------ DATA FOR THE TASK ------

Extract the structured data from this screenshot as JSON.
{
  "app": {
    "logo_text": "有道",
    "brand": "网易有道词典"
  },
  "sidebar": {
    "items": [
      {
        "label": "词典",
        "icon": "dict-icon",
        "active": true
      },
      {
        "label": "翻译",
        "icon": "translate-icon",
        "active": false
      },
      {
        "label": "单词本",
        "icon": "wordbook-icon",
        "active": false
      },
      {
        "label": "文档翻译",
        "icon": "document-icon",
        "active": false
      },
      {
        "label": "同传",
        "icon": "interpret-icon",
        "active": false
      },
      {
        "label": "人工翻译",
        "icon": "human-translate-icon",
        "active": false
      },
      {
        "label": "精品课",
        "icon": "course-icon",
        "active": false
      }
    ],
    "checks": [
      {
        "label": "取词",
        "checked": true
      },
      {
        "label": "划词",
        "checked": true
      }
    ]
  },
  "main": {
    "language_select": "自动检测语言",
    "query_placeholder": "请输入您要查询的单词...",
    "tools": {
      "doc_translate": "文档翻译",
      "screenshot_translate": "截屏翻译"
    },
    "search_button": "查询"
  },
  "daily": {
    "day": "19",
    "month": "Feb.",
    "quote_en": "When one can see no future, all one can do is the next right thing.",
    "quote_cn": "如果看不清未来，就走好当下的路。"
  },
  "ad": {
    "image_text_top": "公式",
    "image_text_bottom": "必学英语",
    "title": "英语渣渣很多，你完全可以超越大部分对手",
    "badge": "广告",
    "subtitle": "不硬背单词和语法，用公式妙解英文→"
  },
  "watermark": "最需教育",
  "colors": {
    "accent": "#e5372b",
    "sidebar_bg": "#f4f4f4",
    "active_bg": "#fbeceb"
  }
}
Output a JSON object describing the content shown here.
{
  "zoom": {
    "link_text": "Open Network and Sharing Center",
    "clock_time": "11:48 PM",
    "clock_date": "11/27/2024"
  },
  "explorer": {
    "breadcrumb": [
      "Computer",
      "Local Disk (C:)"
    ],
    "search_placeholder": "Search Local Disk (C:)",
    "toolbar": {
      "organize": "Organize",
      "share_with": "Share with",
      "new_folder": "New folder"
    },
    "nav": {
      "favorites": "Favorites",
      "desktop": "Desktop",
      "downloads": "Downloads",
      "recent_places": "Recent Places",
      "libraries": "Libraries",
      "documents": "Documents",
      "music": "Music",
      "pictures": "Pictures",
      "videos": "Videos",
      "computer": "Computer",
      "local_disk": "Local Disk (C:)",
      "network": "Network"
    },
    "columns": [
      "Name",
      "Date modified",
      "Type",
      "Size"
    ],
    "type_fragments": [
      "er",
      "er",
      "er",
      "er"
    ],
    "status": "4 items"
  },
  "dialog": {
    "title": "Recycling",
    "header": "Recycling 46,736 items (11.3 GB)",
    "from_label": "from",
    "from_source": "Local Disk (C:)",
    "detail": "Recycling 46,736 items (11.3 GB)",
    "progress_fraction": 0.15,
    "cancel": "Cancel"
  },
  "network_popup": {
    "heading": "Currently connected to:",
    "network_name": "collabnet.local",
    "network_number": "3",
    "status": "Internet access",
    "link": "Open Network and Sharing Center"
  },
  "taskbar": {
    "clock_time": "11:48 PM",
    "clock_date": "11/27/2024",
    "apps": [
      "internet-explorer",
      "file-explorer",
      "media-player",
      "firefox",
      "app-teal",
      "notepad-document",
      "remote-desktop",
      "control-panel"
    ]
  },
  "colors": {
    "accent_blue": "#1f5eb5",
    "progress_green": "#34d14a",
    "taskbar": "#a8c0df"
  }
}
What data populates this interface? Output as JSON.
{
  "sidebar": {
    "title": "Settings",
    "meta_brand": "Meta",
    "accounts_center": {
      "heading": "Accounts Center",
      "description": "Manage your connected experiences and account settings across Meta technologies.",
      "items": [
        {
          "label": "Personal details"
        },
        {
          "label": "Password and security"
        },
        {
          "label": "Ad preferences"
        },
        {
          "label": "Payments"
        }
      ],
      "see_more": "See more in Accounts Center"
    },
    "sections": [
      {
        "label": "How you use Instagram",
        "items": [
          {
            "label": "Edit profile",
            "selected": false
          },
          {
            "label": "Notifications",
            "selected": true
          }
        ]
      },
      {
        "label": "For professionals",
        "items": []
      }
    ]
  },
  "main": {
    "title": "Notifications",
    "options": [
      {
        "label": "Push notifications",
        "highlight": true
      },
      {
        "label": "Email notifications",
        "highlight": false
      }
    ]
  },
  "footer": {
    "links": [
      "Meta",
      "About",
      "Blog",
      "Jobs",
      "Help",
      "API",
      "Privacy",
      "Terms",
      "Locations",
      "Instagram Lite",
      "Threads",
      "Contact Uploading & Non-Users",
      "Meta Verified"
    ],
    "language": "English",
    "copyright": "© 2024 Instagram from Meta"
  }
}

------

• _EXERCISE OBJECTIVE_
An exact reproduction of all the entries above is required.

• _REPLY TO THE EXERCISE_
Extract the structured data from this screenshot as JSON.
{
  "app": {
    "logo_text": "有道",
    "brand": "网易有道词典"
  },
  "sidebar": {
    "items": [
      {
        "label": "词典",
        "icon": "dict-icon",
        "active": true
      },
      {
        "label": "翻译",
        "icon": "translate-icon",
        "active": false
      },
      {
        "label": "单词本",
        "icon": "wordbook-icon",
        "active": false
      },
      {
        "label": "文档翻译",
        "icon": "document-icon",
        "active": false
      },
      {
        "label": "同传",
        "icon": "interpret-icon",
        "active": false
      },
      {
        "label": "人工翻译",
        "icon": "human-translate-icon",
        "active": false
      },
      {
        "label": "精品课",
        "icon": "course-icon",
        "active": false
      }
    ],
    "checks": [
      {
        "label": "取词",
        "checked": true
      },
      {
        "label": "划词",
        "checked": true
      }
    ]
  },
  "main": {
    "language_select": "自动检测语言",
    "query_placeholder": "请输入您要查询的单词...",
    "tools": {
      "doc_translate": "文档翻译",
      "screenshot_translate": "截屏翻译"
    },
    "search_button": "查询"
  },
  "daily": {
    "day": "19",
    "month": "Feb.",
    "quote_en": "When one can see no future, all one can do is the next right thing.",
    "quote_cn": "如果看不清未来，就走好当下的路。"
  },
  "ad": {
    "image_text_top": "公式",
    "image_text_bottom": "必学英语",
    "title": "英语渣渣很多，你完全可以超越大部分对手",
    "badge": "广告",
    "subtitle": "不硬背单词和语法，用公式妙解英文→"
  },
  "watermark": "最需教育",
  "colors": {
    "accent": "#e5372b",
    "sidebar_bg": "#f4f4f4",
    "active_bg": "#fbeceb"
  }
}
Output a JSON object describing the content shown here.
{
  "zoom": {
    "link_text": "Open Network and Sharing Center",
    "clock_time": "11:48 PM",
    "clock_date": "11/27/2024"
  },
  "explorer": {
    "breadcrumb": [
      "Computer",
      "Local Disk (C:)"
    ],
    "search_placeholder": "Search Local Disk (C:)",
    "toolbar": {
      "organize": "Organize",
      "share_with": "Share with",
      "new_folder": "New folder"
    },
    "nav": {
      "favorites": "Favorites",
      "desktop": "Desktop",
      "downloads": "Downloads",
      "recent_places": "Recent Places",
      "libraries": "Libraries",
      "documents": "Documents",
      "music": "Music",
      "pictures": "Pictures",
      "videos": "Videos",
      "computer": "Computer",
      "local_disk": "Local Disk (C:)",
      "network": "Network"
    },
    "columns": [
      "Name",
      "Date modified",
      "Type",
      "Size"
    ],
    "type_fragments": [
      "er",
      "er",
      "er",
      "er"
    ],
    "status": "4 items"
  },
  "dialog": {
    "title": "Recycling",
    "header": "Recycling 46,736 items (11.3 GB)",
    "from_label": "from",
    "from_source": "Local Disk (C:)",
    "detail": "Recycling 46,736 items (11.3 GB)",
    "progress_fraction": 0.15,
    "cancel": "Cancel"
  },
  "network_popup": {
    "heading": "Currently connected to:",
    "network_name": "collabnet.local",
    "network_number": "3",
    "status": "Internet access",
    "link": "Open Network and Sharing Center"
  },
  "taskbar": {
    "clock_time": "11:48 PM",
    "clock_date": "11/27/2024",
    "apps": [
      "internet-explorer",
      "file-explorer",
      "media-player",
      "firefox",
      "app-teal",
      "notepad-document",
      "remote-desktop",
      "control-panel"
    ]
  },
  "colors": {
    "accent_blue": "#1f5eb5",
    "progress_green": "#34d14a",
    "taskbar": "#a8c0df"
  }
}
What data populates this interface? Output as JSON.
{
  "sidebar": {
    "title": "Settings",
    "meta_brand": "Meta",
    "accounts_center": {
      "heading": "Accounts Center",
      "description": "Manage your connected experiences and account settings across Meta technologies.",
      "items": [
        {
          "label": "Personal details"
        },
        {
          "label": "Password and security"
        },
        {
          "label": "Ad preferences"
        },
        {
          "label": "Payments"
        }
      ],
      "see_more": "See more in Accounts Center"
    },
    "sections": [
      {
        "label": "How you use Instagram",
        "items": [
          {
            "label": "Edit profile",
            "selected": false
          },
          {
            "label": "Notifications",
            "selected": true
          }
        ]
      },
      {
        "label": "For professionals",
        "items": []
      }
    ]
  },
  "main": {
    "title": "Notifications",
    "options": [
      {
        "label": "Push notifications",
        "highlight": true
      },
      {
        "label": "Email notifications",
        "highlight": false
      }
    ]
  },
  "footer": {
    "links": [
      "Meta",
      "About",
      "Blog",
      "Jobs",
      "Help",
      "API",
      "Privacy",
      "Terms",
      "Locations",
      "Instagram Lite",
      "Threads",
      "Contact Uploading & Non-Users",
      "Meta Verified"
    ],
    "language": "English",
    "copyright": "© 2024 Instagram from Meta"
  }
}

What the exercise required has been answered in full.